What you are asked to do – Whenever a line contains "Comentários", include it in the count; reply with the number of such lines in the data and nothing else.

(Saved entries)
————————

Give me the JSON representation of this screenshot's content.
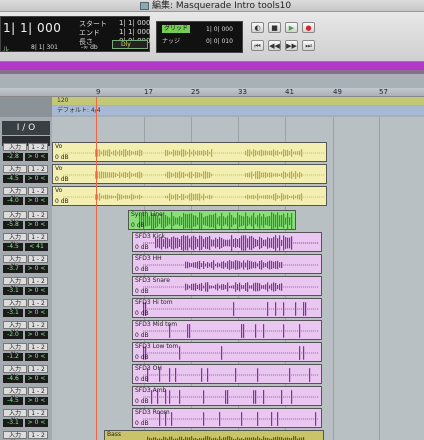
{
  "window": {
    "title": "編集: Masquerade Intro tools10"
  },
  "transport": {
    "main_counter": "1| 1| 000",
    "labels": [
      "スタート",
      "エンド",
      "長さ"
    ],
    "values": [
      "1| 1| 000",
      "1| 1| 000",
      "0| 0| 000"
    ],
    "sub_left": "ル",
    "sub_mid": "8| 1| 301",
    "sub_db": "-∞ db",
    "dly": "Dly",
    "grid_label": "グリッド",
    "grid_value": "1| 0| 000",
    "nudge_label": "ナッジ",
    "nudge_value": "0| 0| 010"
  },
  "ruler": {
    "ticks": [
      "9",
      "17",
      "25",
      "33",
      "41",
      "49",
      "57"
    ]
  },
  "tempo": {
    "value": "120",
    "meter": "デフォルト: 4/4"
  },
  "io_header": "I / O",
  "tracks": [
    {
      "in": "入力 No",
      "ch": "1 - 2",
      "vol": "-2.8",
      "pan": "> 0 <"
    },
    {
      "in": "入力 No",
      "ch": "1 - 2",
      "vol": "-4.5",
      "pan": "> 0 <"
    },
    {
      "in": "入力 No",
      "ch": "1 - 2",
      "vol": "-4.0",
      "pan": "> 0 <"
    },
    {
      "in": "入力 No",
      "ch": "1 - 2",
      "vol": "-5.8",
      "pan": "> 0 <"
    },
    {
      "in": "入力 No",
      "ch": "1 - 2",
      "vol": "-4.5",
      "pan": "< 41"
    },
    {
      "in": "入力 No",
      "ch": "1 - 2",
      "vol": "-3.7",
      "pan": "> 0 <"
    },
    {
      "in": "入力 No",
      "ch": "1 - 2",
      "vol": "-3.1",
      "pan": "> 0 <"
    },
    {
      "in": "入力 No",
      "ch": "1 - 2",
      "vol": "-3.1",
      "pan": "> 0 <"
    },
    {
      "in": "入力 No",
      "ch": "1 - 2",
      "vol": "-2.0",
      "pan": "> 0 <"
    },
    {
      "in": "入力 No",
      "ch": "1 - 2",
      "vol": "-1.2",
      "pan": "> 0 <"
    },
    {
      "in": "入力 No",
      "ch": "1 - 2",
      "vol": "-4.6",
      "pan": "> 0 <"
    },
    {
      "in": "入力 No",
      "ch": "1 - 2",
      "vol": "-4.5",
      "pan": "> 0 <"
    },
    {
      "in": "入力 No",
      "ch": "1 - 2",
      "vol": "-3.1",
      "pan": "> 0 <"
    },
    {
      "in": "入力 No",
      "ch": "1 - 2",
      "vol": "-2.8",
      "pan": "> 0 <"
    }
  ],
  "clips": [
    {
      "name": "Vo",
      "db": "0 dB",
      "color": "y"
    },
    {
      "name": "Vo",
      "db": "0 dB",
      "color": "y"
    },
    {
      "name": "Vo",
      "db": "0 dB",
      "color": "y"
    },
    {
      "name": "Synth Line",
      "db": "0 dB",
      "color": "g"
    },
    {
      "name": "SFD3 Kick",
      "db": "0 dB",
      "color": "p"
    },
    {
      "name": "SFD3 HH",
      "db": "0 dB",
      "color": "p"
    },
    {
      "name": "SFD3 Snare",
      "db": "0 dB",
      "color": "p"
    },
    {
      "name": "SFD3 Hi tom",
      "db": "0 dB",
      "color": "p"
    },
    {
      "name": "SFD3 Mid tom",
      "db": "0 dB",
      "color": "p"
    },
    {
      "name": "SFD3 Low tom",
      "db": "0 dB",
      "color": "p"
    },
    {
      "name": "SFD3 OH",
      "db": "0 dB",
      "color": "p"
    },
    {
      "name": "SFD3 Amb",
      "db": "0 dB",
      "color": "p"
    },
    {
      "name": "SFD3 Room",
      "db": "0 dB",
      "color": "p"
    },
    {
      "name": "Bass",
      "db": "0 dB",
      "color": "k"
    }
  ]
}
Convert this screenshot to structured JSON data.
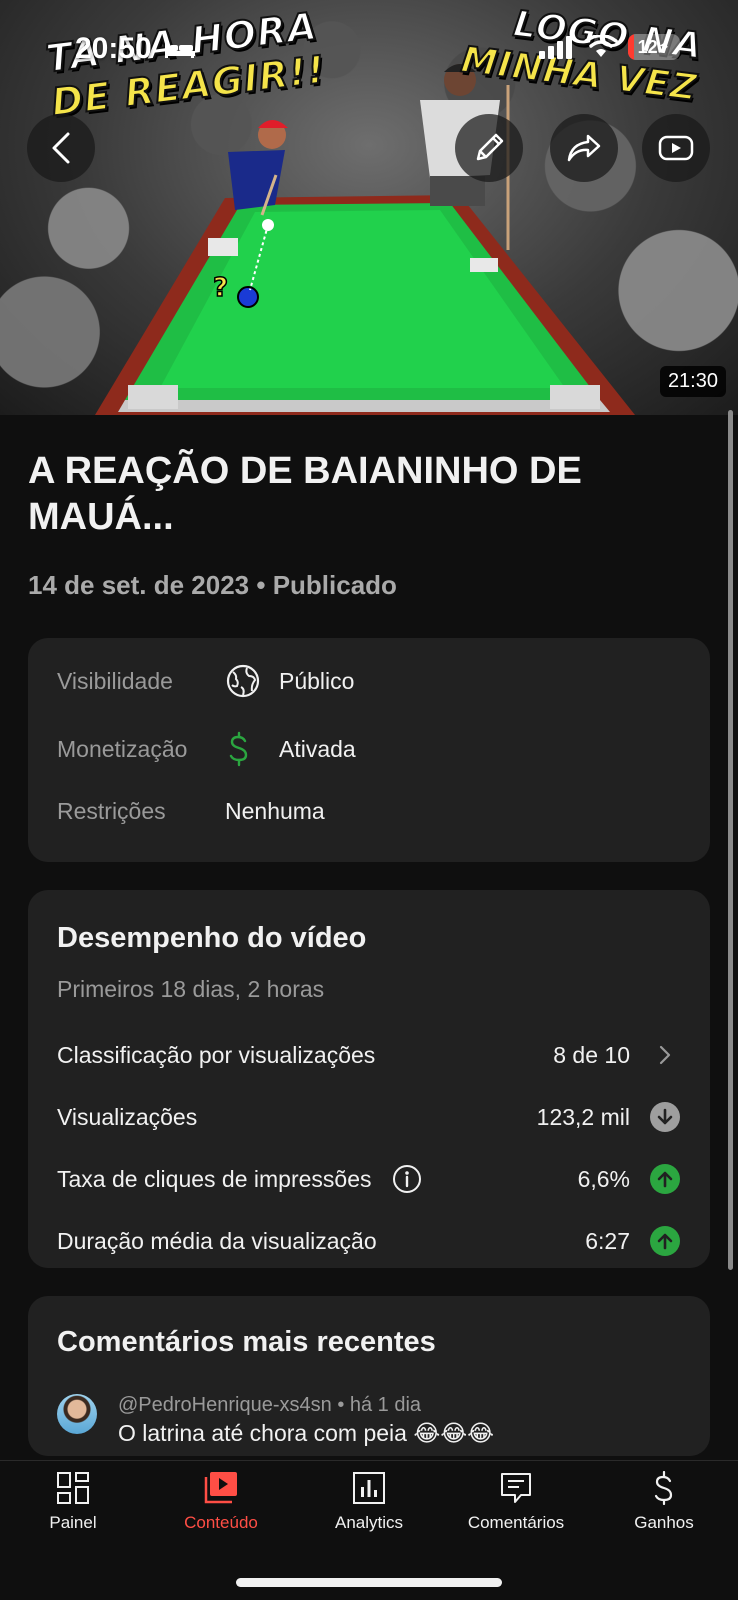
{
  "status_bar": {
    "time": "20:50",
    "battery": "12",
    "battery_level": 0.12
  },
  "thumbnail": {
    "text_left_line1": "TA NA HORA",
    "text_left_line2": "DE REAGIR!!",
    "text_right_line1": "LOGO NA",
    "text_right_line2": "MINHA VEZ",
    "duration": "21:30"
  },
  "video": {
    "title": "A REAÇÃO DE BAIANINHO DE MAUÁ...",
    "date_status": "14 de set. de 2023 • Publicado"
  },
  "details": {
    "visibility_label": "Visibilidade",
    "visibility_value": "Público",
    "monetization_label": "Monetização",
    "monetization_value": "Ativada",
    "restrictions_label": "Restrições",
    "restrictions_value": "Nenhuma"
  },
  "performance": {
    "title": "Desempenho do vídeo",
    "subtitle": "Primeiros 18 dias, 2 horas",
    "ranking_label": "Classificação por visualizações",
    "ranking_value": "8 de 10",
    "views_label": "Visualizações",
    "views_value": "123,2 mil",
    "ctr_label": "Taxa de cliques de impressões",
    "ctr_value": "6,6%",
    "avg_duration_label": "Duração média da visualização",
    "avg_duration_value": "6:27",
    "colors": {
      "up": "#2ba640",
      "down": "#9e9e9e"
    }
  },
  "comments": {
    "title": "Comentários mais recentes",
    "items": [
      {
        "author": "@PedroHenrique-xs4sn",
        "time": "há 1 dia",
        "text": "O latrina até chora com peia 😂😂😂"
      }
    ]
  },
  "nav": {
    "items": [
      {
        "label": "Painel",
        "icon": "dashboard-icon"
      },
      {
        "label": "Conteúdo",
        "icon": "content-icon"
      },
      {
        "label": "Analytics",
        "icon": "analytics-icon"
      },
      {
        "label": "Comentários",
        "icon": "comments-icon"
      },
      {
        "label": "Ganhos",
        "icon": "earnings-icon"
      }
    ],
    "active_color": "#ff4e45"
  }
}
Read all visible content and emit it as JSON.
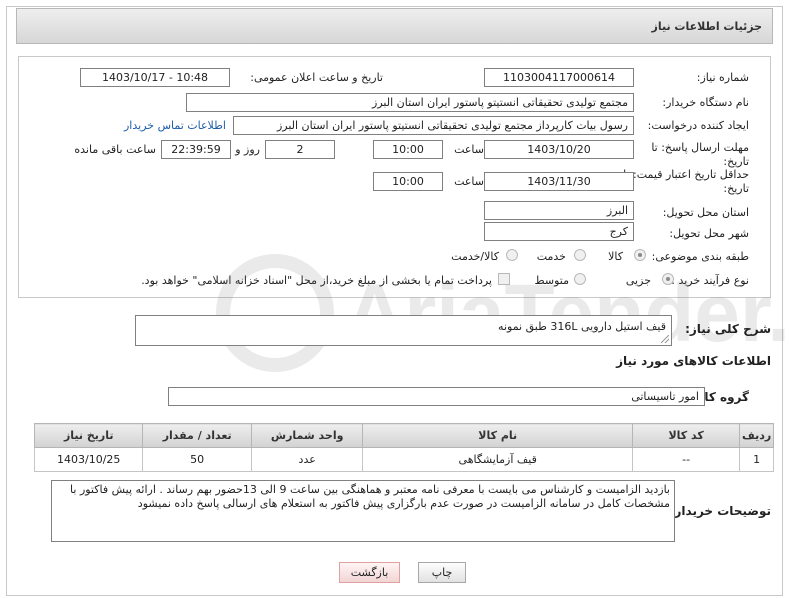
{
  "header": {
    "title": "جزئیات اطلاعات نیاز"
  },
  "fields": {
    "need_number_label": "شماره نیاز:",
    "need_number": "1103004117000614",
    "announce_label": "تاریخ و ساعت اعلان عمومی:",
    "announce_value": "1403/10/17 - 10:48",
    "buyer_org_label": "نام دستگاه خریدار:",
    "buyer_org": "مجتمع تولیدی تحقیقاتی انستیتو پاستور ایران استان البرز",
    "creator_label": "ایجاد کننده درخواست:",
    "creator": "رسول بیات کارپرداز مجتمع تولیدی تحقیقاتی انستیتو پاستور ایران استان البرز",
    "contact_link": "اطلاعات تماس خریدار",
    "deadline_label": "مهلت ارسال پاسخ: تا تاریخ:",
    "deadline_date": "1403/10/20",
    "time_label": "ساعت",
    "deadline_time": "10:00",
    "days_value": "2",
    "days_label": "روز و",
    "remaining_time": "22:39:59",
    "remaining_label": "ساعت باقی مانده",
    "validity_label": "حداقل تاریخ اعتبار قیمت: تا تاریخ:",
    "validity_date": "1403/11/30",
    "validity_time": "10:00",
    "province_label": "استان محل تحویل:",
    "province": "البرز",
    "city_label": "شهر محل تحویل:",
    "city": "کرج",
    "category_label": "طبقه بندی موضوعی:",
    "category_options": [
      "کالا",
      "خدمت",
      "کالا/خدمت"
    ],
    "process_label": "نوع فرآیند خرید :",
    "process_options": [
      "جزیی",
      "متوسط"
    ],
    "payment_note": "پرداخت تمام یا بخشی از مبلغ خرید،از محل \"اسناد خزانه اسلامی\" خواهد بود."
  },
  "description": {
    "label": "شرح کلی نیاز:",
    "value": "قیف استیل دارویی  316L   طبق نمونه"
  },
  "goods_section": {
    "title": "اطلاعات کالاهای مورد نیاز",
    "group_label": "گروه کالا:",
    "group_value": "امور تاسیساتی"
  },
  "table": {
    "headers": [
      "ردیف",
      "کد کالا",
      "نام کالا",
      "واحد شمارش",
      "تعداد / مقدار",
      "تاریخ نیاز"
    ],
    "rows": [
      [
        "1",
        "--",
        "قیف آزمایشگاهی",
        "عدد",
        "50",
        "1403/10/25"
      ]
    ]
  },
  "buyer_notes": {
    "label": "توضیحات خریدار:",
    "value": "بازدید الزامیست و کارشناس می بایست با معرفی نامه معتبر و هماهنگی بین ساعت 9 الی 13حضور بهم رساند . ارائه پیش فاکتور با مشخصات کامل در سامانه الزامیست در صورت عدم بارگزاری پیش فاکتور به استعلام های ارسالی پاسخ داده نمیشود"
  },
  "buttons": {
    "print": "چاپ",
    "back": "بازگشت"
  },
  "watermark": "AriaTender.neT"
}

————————

Solution for this task – 2